Can hugging be unlawful harassment?
The Ninth Circuit Court of Appeals recently addressed the question of whether frequent unwanted hugging and one unwanted kiss in the workplace can constitute unlawful sexual harassment. In Zetwick v. Cnty. of Yolo (9th Cir. Feb. 23, 2017, No. 14-17341) 2017 U.S. App. LEXIS 3260, Ms. Zetwick alleged that her supervisor hugged her over one hundred times over a 13-year period, and kissed her partially on the lips on one occasion.
The trial court dismissed the case before trial after concluding that hugs and kisses on the cheek can never be unlawful harassment. On appeal, the Ninth Circuit found that the trial court failed to rely on any precedent that supported its conclusion. To the contrary, some of the precedent stood for the proposition that hugs and kisses, when unwelcome and pervasive, can constitute unlawful harassment. The appellate court also found that the trial court committed a second legal error by incorrectly stating that the standard for harassment is severe and pervasive conduct (as opposed to severe or pervasive). While the trial court correctly stated the standard elsewhere in its opinion, the Ninth Circuit found the incorrect reference to be significant because it occurred where the trial court found that Ms. Zetwick had not met the standard.

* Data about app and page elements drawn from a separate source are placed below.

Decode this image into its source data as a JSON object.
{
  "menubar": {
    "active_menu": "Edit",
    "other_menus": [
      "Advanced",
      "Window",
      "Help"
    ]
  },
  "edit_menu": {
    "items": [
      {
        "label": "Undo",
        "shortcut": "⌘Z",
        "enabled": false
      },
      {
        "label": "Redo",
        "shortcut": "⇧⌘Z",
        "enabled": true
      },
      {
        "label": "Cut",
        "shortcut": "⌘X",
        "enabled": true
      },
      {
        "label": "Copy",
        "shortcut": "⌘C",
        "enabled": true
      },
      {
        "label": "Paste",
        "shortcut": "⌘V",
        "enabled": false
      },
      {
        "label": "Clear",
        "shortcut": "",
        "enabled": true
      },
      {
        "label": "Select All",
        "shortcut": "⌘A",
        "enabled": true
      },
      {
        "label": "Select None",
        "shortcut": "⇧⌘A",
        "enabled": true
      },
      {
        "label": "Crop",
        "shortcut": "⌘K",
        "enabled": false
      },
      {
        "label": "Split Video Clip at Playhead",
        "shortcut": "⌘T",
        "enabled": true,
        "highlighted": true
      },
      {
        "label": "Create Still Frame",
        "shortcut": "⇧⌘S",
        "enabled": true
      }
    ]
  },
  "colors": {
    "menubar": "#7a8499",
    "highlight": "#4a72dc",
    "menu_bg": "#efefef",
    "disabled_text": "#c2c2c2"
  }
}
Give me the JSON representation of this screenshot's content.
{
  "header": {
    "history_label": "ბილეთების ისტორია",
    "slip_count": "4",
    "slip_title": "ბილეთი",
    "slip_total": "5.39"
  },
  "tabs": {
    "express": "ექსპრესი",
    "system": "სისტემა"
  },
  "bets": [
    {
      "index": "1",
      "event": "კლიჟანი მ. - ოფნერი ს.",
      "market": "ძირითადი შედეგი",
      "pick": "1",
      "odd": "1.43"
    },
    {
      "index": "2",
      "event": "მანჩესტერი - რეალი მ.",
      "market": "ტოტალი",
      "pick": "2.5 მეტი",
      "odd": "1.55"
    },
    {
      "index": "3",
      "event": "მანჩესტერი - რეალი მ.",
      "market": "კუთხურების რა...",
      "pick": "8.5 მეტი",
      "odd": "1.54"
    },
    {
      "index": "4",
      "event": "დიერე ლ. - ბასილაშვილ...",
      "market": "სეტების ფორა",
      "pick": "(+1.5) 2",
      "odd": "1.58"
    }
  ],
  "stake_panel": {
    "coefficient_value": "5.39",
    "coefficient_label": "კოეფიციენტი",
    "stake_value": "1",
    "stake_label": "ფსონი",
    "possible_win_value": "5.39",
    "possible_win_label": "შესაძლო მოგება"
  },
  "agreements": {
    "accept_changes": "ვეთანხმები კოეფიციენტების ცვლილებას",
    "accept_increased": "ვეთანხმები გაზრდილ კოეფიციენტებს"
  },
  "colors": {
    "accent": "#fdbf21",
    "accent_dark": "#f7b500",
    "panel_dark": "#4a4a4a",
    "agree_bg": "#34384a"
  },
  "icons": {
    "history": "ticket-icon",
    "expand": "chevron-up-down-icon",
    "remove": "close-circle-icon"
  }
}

The appellate court turned next to whether there was sufficient evidence for a reasonable conclusion that unlawful harassment occurred. The Ninth Circuit reviewed federal harassment law, which requires a sexually offensive environment that both a reasonable person would find hostile or abusive, and one that the victim perceived to be so. It concluded that the evidence could satisfy this standard based on Ms. Zetwick’s testimony that her supervisor hugged her more than one hundred times during the period 1999 to 2012, and that he hugged female employees exclusively.
The Ninth Circuit faulted the trial court for viewing the evidence in a mathematically precise manner (seven to eight hugs per year on average, each lasting a few seconds) rather than considering the cumulative effect of the conduct. The court of appeals also determined that the trial court erred by failing to consider precedent that the conduct has greater impact when carried out by a supervisor, overlooking Ms. Zetwick’s testimony about the emotional impact of her supervisor’s behavior, and disregarding her testimony about her supervisor’s conduct toward other female employees.
Ultimately, the Ninth Circuit reversed the trial court’s dismissal of the case.